Updated: Dec 3, 2020
Part 2 of this blog (here's part 1) lends itself to possible questions that can arise before, during, and after owning a pair. I wanted to share an honest FAQ that tends to be learned after the fact something (usually an unglamorous side) has happened. I'm generally a proponent of experience being a strong teacher in life. Though, if you can prevent repercussions from happening earlier through curiosity and a helpful friend to guide you, that's better! Here are some oddities that can arise:
Do I need to wear underwear?
No, never wear underwear with cycling shorts/bibs. It’s meant to be worn on its own. It’ll take a few rides to get used to (and even forget about). The design of the chamois is to trap bacteria and provide a specifically smooth surface area to prevent friction. And it beats having the underwear bunch up, accumulate bacteria, and cause, you guessed it, more chafing.
How often should I wash it?
After every ride, especially if the ride is greater than 2 hours. Bacteria builds up in the chamois area, it gets moist and it can get smelly. It’s best to wear bibs once and wash it afterwards. Again, treat this like it’s underwear (blog on how to care for clothes coming soon!)
I’m getting painful sores (bumps) after a ride, what is this?
Probably saddle sores - a pimple like mound, could also be a small open wound from constant irritation found anywhere there is contact with the saddle (I told you this was unglamorous). This often happens when you ramp up the saddle time too fast. You can get this from:
Starting to get used to riding for long periods of time and
Chamois not fitting right for you which can aggravate a hot spot

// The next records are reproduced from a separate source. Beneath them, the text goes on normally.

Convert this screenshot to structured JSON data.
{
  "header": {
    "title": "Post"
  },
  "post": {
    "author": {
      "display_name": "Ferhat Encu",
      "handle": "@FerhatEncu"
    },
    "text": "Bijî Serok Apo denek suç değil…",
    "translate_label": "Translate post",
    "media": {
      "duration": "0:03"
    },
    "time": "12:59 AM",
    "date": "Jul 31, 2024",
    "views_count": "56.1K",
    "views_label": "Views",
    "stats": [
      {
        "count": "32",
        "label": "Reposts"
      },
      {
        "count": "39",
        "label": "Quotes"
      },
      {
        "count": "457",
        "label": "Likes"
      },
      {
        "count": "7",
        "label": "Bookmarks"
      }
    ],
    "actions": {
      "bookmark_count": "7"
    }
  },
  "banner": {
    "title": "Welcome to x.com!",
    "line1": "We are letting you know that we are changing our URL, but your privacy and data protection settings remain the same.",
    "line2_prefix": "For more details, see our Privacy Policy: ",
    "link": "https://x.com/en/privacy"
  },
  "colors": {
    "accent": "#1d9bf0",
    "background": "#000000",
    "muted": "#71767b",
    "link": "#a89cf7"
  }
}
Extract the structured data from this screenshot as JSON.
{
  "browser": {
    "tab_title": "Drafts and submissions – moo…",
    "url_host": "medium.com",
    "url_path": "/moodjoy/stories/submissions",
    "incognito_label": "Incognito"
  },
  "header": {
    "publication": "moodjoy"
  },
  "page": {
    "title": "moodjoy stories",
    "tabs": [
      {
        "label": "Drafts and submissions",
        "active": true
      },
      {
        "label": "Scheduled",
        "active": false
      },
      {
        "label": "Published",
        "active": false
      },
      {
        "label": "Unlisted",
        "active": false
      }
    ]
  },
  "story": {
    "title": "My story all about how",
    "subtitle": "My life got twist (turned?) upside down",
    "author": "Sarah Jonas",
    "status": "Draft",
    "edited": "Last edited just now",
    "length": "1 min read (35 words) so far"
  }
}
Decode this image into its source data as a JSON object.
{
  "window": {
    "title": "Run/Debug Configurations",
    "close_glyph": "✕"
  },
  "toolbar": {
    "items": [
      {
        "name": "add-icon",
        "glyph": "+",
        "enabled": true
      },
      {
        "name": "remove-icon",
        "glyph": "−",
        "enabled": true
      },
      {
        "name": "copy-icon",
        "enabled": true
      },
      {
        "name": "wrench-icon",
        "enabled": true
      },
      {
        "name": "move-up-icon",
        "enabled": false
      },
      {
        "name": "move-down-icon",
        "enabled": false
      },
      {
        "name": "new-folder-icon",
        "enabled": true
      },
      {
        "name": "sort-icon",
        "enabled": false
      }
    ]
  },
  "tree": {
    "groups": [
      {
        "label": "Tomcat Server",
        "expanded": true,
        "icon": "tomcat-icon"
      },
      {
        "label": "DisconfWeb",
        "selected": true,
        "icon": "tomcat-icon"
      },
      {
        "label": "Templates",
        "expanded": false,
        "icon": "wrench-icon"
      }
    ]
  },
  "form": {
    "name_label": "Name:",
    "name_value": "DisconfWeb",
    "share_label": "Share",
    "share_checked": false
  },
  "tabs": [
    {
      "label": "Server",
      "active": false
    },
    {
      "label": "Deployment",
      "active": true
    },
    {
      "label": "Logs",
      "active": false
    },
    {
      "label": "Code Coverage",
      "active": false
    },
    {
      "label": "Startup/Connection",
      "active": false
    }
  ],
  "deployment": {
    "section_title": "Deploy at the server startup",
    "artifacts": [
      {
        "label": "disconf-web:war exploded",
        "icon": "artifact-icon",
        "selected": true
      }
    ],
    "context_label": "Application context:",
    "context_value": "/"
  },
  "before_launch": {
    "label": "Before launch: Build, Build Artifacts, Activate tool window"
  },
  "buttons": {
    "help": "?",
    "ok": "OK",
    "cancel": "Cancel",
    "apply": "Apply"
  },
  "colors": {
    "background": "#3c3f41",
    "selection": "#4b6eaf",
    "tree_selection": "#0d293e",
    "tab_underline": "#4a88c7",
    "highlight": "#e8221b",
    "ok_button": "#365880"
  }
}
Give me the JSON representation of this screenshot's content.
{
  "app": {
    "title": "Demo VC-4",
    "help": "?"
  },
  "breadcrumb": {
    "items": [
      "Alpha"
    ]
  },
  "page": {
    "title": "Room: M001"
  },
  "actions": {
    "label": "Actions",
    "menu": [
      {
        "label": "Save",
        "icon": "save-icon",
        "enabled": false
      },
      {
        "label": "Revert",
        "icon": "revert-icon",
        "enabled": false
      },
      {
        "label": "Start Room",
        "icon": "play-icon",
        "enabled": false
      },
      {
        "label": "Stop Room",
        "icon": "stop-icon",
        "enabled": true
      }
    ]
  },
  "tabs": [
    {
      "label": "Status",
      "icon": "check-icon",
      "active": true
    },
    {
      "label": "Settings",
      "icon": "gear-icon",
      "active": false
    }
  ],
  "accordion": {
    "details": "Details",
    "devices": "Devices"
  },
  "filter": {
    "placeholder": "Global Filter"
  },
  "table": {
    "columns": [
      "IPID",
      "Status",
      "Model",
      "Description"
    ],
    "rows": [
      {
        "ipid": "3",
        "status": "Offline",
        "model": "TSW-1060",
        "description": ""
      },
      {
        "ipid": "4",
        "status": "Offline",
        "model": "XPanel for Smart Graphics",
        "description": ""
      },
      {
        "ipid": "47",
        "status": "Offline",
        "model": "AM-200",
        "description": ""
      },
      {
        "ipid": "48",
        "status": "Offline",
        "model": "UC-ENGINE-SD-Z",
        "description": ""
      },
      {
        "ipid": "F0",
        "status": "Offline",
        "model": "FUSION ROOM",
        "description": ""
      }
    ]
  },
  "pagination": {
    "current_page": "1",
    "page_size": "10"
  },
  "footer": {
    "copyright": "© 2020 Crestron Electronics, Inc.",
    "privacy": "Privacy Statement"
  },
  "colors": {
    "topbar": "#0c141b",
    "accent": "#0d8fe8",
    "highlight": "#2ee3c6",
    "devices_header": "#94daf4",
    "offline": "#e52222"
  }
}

possibly a new saddle position or new saddle in general
Tips to reduce saddle sore occurrence:
For the first time, I suggest wearing it for rides under 2 hours for the first few rides so your body can acclimate to the extra material. This can also reduce the chances of getting sores and allow your body time to adapt to the new clothes.
If you feel any pain after a ride in the crotch area, stop and rest for a few days until it goes away. If it persists, you may need to experiment with new bib shorts or even add try chamois cream.
Chamois cream - For long rides (long is relative, I know but I'm assuming 3+ hours), try chamois specific cream to address chafing. If the bibs fit like a glove, then you might not even need chamois cream at all.
The rule of thumb is, you should be riding comfortable for at least an hour without experiencing any sort of chafing or pain. If you do, you may need to investigate the bib, saddle type, and bike fit, to see what could be the culprit.
The above is meant to inform you and address some questions that may arise as you start cycling with cycling shorts. The benefits of owning a pair FAR outweigh what can arise from the above and when you find that special pair, you are off to the races!